Impaired driving is dangerous! It's the cause of more than half of all car crashes. December is National Impaired Driving Prevention Month, an opportunity to learn and a reminder of the dangers associated with operating a vehicle while impaired.
Mind-Altering Substances There are numerous substances that impair driving — many of which you might not even know or think about.
Depressants slow down the central nervous system. A driver can experience slower reaction time, reduced alertness, impaired coordination and depressed motor skills. Examples of depressants include: alcohol, barbiturates and tranquilizers.

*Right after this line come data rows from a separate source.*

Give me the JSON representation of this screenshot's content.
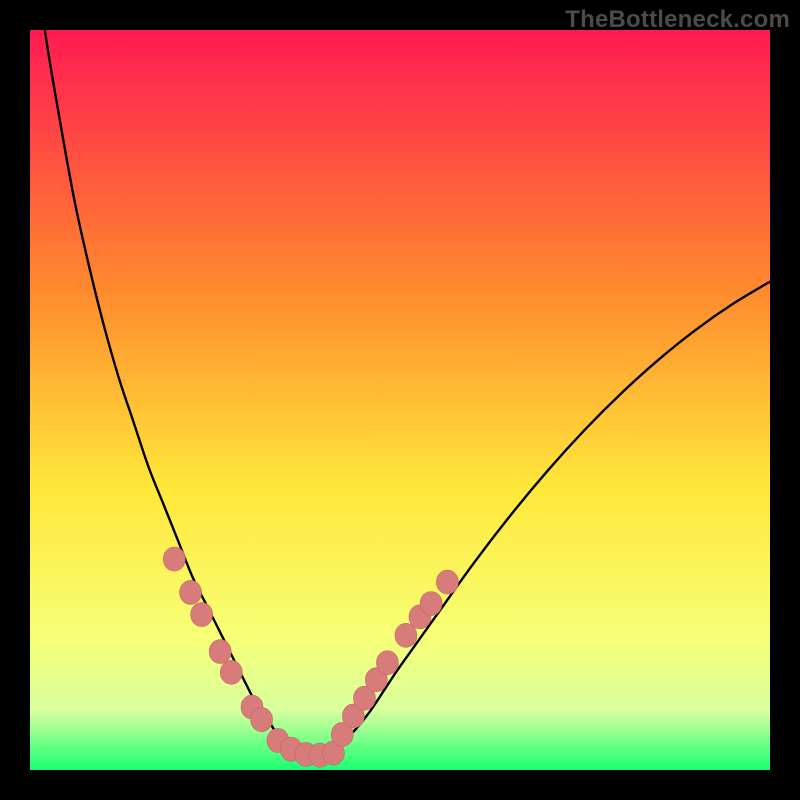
{
  "watermark": "TheBottleneck.com",
  "colors": {
    "frame_bg": "#000000",
    "curve_stroke": "#000000",
    "bead_fill": "#d87b7b",
    "bead_stroke": "#c26666",
    "grad_top": "#ff1a52",
    "grad_mid_upper": "#ff8a2e",
    "grad_mid": "#ffe83a",
    "grad_low1": "#f7ff76",
    "grad_low2": "#d8ff9e",
    "grad_bottom": "#1aff73"
  },
  "chart_data": {
    "type": "line",
    "title": "",
    "xlabel": "",
    "ylabel": "",
    "xlim": [
      0,
      100
    ],
    "ylim": [
      0,
      100
    ],
    "x": [
      0,
      2,
      4,
      6,
      8,
      10,
      12,
      14,
      16,
      18,
      20,
      22,
      24,
      26,
      28,
      30,
      31,
      32,
      34,
      36,
      38,
      40,
      42,
      44,
      46,
      48,
      50,
      55,
      60,
      65,
      70,
      75,
      80,
      85,
      90,
      95,
      100
    ],
    "series": [
      {
        "name": "bottleneck-curve",
        "values": [
          115,
          100,
          88,
          77,
          68,
          60,
          53,
          47,
          41,
          36,
          31,
          26,
          22,
          18,
          14,
          10,
          8,
          7,
          4,
          2.5,
          2,
          2.2,
          3.5,
          5.5,
          8,
          11,
          14,
          21,
          28,
          34.5,
          40.5,
          46,
          51,
          55.5,
          59.5,
          63,
          66
        ]
      }
    ],
    "annotations": {
      "beads_left": [
        {
          "x": 19.5,
          "y": 28.5
        },
        {
          "x": 21.7,
          "y": 24.0
        },
        {
          "x": 23.2,
          "y": 21.0
        },
        {
          "x": 25.7,
          "y": 16.0
        },
        {
          "x": 27.2,
          "y": 13.2
        },
        {
          "x": 30.0,
          "y": 8.5
        },
        {
          "x": 31.3,
          "y": 6.8
        }
      ],
      "beads_bottom": [
        {
          "x": 33.5,
          "y": 4.0
        },
        {
          "x": 35.3,
          "y": 2.8
        },
        {
          "x": 37.3,
          "y": 2.1
        },
        {
          "x": 39.2,
          "y": 2.0
        },
        {
          "x": 41.0,
          "y": 2.3
        }
      ],
      "beads_right": [
        {
          "x": 42.2,
          "y": 4.8
        },
        {
          "x": 43.7,
          "y": 7.3
        },
        {
          "x": 45.2,
          "y": 9.7
        },
        {
          "x": 46.8,
          "y": 12.2
        },
        {
          "x": 48.3,
          "y": 14.5
        },
        {
          "x": 50.8,
          "y": 18.2
        },
        {
          "x": 52.7,
          "y": 20.7
        },
        {
          "x": 54.2,
          "y": 22.5
        },
        {
          "x": 56.4,
          "y": 25.4
        }
      ]
    }
  }
}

Narcotics are a depressant that evoke a feeling of euphoria. A driver may suffer visual impairment, loss of concentration, slower reaction time and impaired motor skills. Examples of narcotics include: heroin, morphine.
Stimulants speed up the central nervous system. A driver may notice emotional and psychological effects such as overreacting, aggression, hostility, impatience or impulsiveness, as well as impaired coordination. Examples of stimulants include: caffeine, nicotine, amphetamines and cocaine.

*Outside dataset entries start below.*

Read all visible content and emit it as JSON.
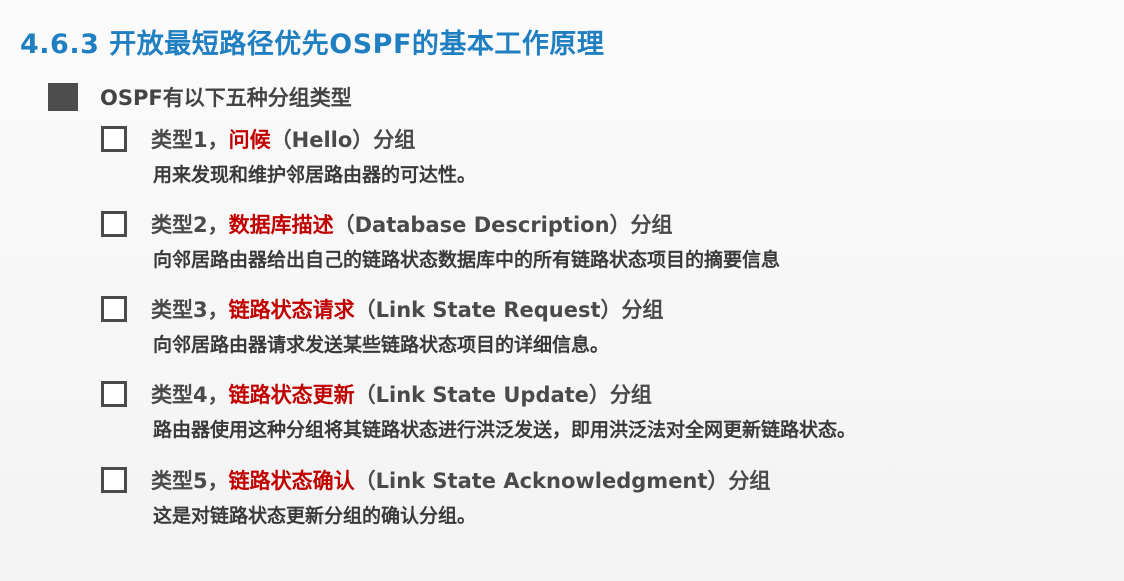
{
  "title": "4.6.3 开放最短路径优先OSPF的基本工作原理",
  "heading": "OSPF有以下五种分组类型",
  "items": [
    {
      "prefix": "类型1，",
      "name": "问候",
      "suffix": "（Hello）分组",
      "description": "用来发现和维护邻居路由器的可达性。"
    },
    {
      "prefix": "类型2，",
      "name": "数据库描述",
      "suffix": "（Database Description）分组",
      "description": "向邻居路由器给出自己的链路状态数据库中的所有链路状态项目的摘要信息"
    },
    {
      "prefix": "类型3，",
      "name": "链路状态请求",
      "suffix": "（Link State Request）分组",
      "description": "向邻居路由器请求发送某些链路状态项目的详细信息。"
    },
    {
      "prefix": "类型4，",
      "name": "链路状态更新",
      "suffix": "（Link State Update）分组",
      "description": "路由器使用这种分组将其链路状态进行洪泛发送，即用洪泛法对全网更新链路状态。"
    },
    {
      "prefix": "类型5，",
      "name": "链路状态确认",
      "suffix": "（Link State Acknowledgment）分组",
      "description": "这是对链路状态更新分组的确认分组。"
    }
  ],
  "colors": {
    "title": "#1f7fc1",
    "highlight": "#c00000",
    "text": "#3a3a3a"
  }
}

Hallucinogens change the way a person thinks, sees and acts. These are called “mind-altering” drugs. Drivers may experience visual distortion, aggressiveness, violent behavior, time or distance distortion, short-term memory loss and slower reaction time. Examples of hallucinogens include: marijuana, hashish, LSD and PCP.

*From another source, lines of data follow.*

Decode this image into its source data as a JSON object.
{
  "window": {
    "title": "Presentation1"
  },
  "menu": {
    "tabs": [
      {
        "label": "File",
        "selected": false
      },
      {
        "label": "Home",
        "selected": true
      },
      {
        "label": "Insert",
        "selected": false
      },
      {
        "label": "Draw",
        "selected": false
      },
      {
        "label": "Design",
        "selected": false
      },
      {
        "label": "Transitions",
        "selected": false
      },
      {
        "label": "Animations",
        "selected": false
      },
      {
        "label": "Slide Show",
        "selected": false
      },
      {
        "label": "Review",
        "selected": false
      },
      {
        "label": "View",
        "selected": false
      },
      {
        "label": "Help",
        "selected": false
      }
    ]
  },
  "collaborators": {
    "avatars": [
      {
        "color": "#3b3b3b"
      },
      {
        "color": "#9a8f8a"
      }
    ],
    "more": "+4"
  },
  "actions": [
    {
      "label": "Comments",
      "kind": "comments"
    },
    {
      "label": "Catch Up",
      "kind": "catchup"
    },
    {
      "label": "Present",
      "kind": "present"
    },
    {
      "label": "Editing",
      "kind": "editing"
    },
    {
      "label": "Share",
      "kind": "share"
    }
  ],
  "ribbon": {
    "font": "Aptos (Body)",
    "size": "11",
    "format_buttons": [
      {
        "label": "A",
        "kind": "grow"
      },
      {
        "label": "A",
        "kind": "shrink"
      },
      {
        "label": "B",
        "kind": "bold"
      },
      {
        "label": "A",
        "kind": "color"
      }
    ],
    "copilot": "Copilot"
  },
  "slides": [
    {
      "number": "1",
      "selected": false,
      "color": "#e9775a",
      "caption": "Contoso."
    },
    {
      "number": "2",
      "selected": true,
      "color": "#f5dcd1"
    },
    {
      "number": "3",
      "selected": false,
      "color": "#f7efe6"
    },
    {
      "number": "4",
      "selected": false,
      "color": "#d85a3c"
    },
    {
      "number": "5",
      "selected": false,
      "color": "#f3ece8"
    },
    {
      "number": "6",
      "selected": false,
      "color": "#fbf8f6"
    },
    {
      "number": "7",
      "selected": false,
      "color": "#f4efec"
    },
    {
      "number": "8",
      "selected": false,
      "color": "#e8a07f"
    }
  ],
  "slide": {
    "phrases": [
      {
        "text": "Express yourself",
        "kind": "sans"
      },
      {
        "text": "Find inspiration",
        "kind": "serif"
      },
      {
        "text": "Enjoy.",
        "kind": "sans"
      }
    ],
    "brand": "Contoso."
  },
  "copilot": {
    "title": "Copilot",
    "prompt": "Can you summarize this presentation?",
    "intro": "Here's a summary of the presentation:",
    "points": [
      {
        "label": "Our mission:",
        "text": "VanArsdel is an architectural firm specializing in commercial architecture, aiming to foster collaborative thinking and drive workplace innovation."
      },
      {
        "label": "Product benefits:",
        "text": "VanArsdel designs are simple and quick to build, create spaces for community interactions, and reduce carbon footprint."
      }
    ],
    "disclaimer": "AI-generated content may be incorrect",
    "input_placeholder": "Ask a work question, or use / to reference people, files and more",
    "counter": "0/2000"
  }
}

Alcohol is the most commonly used substance that results in impairment. From the first drink, alcohol affects coordination and judgment. The risk of being in a crash begins to climb with a BAC between .04 and .05 and increases rapidly thereafter. By the time a driver reaches a BAC of .06, he/she is twice as likely to be involved in a fatal crash as a non-drinking driver. By the time a driver reaches a BAC of .08, he/she is 11 times more likely to be killed in a single-vehicle crash than a sober driver.
The result of driving impaired could be a DUI.
“Driving Under the Influence” is defined as operating a motor vehicle while impaired by alcohol, other drugs including cannabis (marijuana) prescribed for medical purposes, or intoxicating compounds and methamphetamine.
Receiving a DUI can leave a negative lasting impact including: fines, increased auto insurance premiums, loss of driving privileges, and in some cases, jail time.
Advanced age affects safety on the roads because as we age, our senses do not work as they did as younger drivers.
Inexperienced drivers may lack experience and knowledge necessary to drive safer and react appropriately.
Emotions can cause mental distraction, impairing our ability to drive. Take time to calm down before getting behind the wheel.
Fatigue is very dangerous because we will not be able to keep our eyes on the road and make wise decisions. Being fatigued can cause our eyes to get heavy, resulting in possible lane drifting and/or slower reaction to our surroundings. i.e. neighboring vehicle(s), intersections, pedestrians, etc. If you sense your eyes getting heavy, safely pull over and rest.
Sober Driving is Safe Driving Driving is a privilege, not a right. Stay safe behind the wheel by getting plenty of sleep, knowing the potential dangers of prescription medications, and staying clear of drugs and alcohol.
For your safety and the safety of others, never drive while impaired.